When you look deeper into the legal filings, you see that Activision is alleging that Netflix "induced" Neumann to switch teams while the two companies were in negotiations for a content deal using Activision's IP. To make matters worse, one of the negotiators was Neumann himself. Even if these allegations don't hold up in court, it looks like Netflix has damaged its relationship with Activision, meaning a Call of Duty TV show will not be coming to the platform anytime soon.
This isn't the first time Netflix has been accused of crossing the line. In 2016, a Los Angeles court barred Netflix from trying to illegally poach Fox TV studio executives by promising to double their salary and cover any legal expenses incurred for breaching their contracts. This prevented 14 executives from joining the company and establishes a track record of Netflix skirting the rules when it suits management.
Should Netflix shareholders be concerned?

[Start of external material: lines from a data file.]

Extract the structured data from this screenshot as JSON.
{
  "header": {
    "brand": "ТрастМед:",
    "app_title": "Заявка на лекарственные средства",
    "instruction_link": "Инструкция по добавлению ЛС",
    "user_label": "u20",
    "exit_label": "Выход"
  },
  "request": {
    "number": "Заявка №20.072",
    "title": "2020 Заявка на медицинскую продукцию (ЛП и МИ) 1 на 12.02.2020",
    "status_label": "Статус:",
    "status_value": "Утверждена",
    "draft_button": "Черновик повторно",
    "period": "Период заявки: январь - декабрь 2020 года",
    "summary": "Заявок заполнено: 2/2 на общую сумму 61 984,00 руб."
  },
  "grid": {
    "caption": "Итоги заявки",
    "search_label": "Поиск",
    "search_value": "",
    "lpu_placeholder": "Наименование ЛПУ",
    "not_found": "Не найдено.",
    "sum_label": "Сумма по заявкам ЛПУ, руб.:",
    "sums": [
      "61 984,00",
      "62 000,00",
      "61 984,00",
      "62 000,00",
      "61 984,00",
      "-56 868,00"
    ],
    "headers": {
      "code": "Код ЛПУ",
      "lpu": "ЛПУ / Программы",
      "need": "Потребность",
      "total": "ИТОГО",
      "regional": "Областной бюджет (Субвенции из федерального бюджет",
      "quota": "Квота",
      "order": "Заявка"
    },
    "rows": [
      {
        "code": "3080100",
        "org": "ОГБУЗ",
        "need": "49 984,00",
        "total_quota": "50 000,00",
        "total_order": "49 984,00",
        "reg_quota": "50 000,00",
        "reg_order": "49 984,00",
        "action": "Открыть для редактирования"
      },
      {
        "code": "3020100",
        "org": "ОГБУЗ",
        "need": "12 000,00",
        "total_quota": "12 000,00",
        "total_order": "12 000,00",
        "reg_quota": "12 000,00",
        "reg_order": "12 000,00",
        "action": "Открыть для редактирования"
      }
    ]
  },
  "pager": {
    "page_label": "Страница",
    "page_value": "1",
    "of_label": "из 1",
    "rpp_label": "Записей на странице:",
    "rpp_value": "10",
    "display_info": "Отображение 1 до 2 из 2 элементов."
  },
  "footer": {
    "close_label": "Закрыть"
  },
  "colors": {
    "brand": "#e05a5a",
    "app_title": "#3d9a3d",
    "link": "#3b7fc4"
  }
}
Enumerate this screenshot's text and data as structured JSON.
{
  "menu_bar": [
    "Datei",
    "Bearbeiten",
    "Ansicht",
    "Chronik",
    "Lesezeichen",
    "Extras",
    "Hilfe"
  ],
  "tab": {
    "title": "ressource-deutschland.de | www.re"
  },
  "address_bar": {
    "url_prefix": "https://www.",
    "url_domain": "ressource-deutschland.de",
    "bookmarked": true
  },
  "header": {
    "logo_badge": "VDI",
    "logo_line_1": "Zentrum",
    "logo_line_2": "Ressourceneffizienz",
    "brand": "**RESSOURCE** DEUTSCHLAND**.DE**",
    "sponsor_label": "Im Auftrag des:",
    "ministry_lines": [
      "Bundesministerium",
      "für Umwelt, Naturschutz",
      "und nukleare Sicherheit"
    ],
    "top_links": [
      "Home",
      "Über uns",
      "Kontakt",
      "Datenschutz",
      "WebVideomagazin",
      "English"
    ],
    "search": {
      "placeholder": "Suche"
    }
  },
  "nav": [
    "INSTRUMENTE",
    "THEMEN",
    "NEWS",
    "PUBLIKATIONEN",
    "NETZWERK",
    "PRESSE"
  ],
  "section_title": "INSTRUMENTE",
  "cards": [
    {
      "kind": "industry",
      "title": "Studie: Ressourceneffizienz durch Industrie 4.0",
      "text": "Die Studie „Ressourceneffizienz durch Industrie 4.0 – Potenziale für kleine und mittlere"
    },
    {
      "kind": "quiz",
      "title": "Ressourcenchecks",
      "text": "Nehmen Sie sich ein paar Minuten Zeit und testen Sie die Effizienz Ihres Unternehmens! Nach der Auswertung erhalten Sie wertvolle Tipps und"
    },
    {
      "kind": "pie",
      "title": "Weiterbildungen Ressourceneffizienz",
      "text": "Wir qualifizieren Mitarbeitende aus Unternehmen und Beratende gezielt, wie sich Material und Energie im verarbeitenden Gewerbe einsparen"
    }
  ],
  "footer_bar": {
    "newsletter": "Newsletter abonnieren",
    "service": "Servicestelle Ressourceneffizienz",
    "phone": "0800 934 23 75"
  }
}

Even if Activision wins this lawsuit, forcing Netflix to pay millions of dollars for the damages it caused for hiring its CFO, owners of Netflix stock should not be concerned. Netflix generated $6 billion in revenue last quarter and had $8.4 billion in cash on its balance sheet, so a $50 million or even $100 million lawsuit will not crush the business.

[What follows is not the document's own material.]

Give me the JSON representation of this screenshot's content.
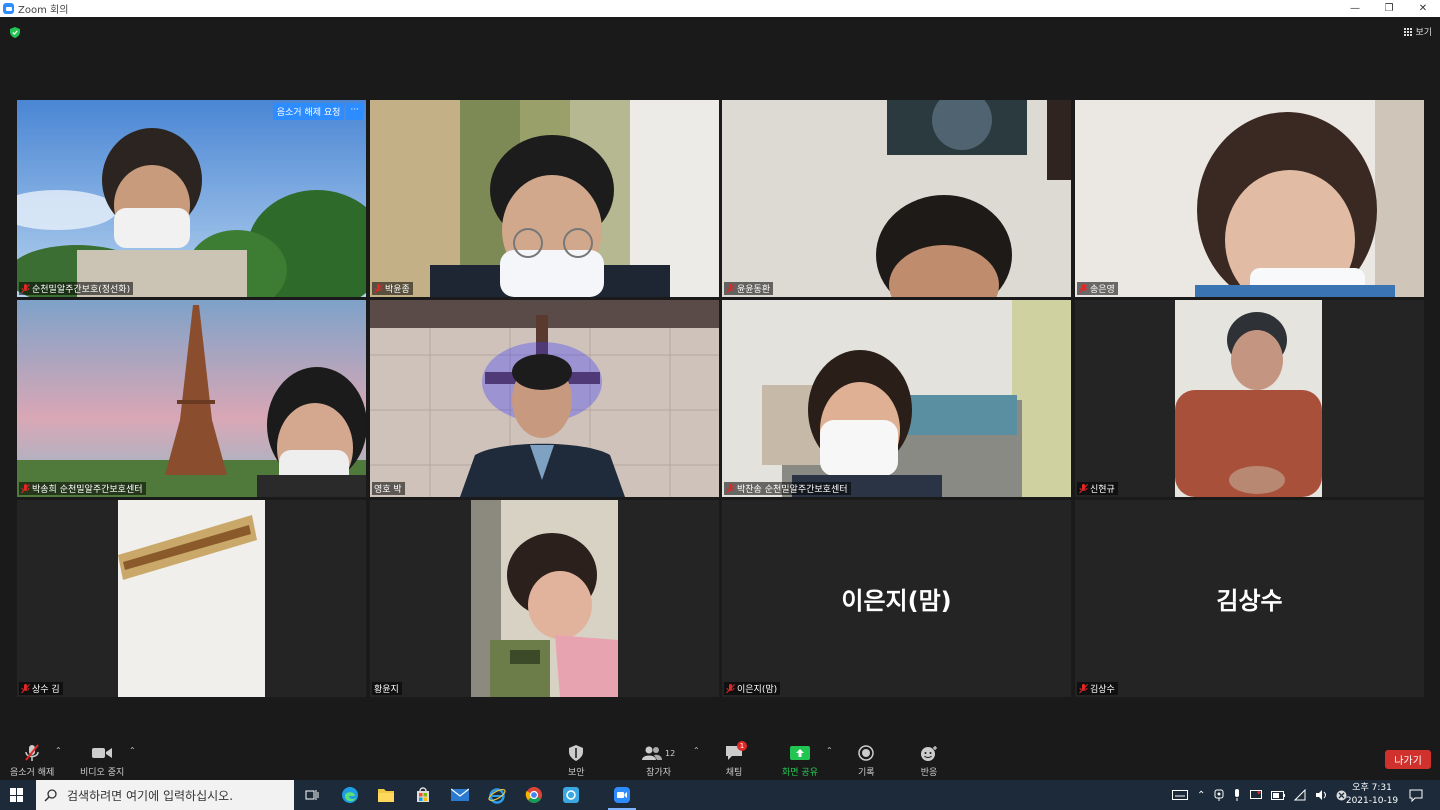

On the other hand, one thing investors may need to worry about is the severed relationship between the two companies. Activision Blizzard owns some of the most valuable gaming franchises in the world (Call of Duty, World of Warcraft, and Overwatch, just to name a few) that could have been made into blockbuster action or fantasy content for Netflix. Now, these could end up on another streaming platform like Disney-owned Hulu, AT&T-owned HBO Max, or Amazon Prime, if they get made at all. Was getting Spencer Neumann worth making an enemy of the largest gaming studio in the United States?
Netflix has still been able to release strong action and fantasy content without Activision Blizzard as a partner. The Witcher came out in late 2019 and was licensed from CD Projekt, the studio that built the game the show is based on (the game is based on a series of books by writer Andrzej Sapkowski). It also has had success with movies like Extraction, a Call of Duty-esque action film that got 99 million views four weeks after its release. It shows that while it would have been nice to use Activision's IP for TV shows or movies, Netflix can still make similar content that its subscribers will watch.
Overall, who wins this lawsuit shouldn't concern Netflix shareholders. The company will still have plenty of original content to serve up to its subscribers in the coming years, and it now has the balance sheet to make deals with the top filmmakers in the world. It may make a few enemies in the process as it has with Fox or Activision Blizzard, but that is a risk the company is willing to take as it strives to become the global leader in streaming video.